Exercise goal: Could you print each entry below verbatim while omitting the pictures?

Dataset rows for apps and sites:

=== Section Start ===

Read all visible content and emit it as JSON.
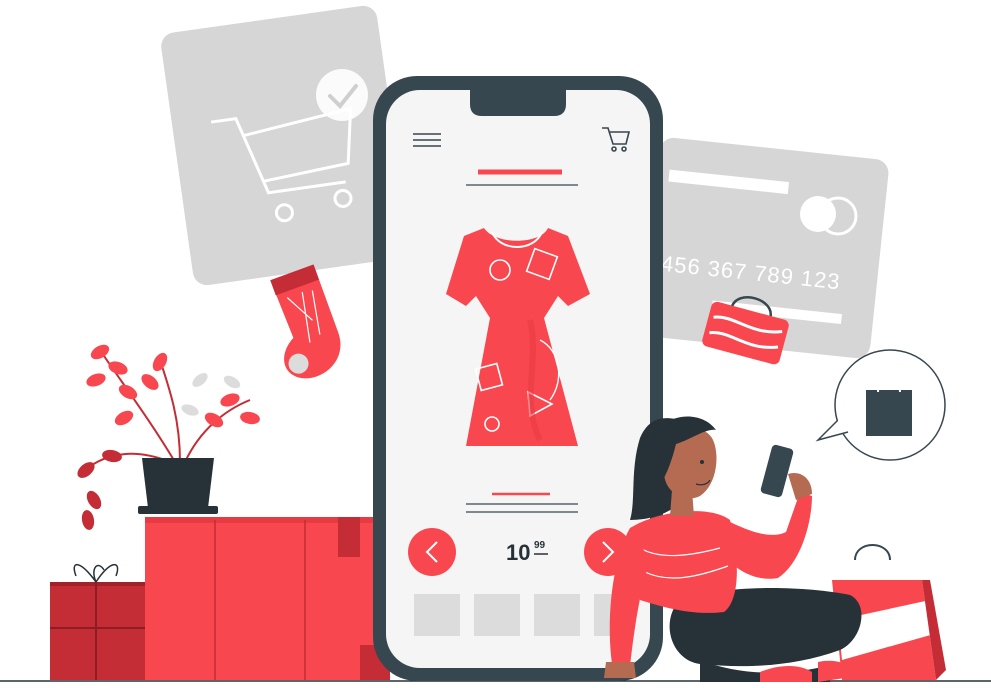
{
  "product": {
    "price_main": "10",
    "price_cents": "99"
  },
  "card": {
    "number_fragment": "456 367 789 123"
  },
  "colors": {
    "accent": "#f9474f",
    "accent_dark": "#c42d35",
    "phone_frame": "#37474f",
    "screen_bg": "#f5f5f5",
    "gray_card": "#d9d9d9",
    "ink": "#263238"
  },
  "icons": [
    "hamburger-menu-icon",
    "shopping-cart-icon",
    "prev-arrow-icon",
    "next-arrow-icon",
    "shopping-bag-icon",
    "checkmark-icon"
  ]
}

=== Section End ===

Output for this task:
Read all visible content and emit it as JSON.
{
  "product": {
    "price_main": "10",
    "price_cents": "99"
  },
  "card": {
    "number_fragment": "456 367 789 123"
  },
  "colors": {
    "accent": "#f9474f",
    "accent_dark": "#c42d35",
    "phone_frame": "#37474f",
    "screen_bg": "#f5f5f5",
    "gray_card": "#d9d9d9",
    "ink": "#263238"
  },
  "icons": [
    "hamburger-menu-icon",
    "shopping-cart-icon",
    "prev-arrow-icon",
    "next-arrow-icon",
    "shopping-bag-icon",
    "checkmark-icon"
  ]
}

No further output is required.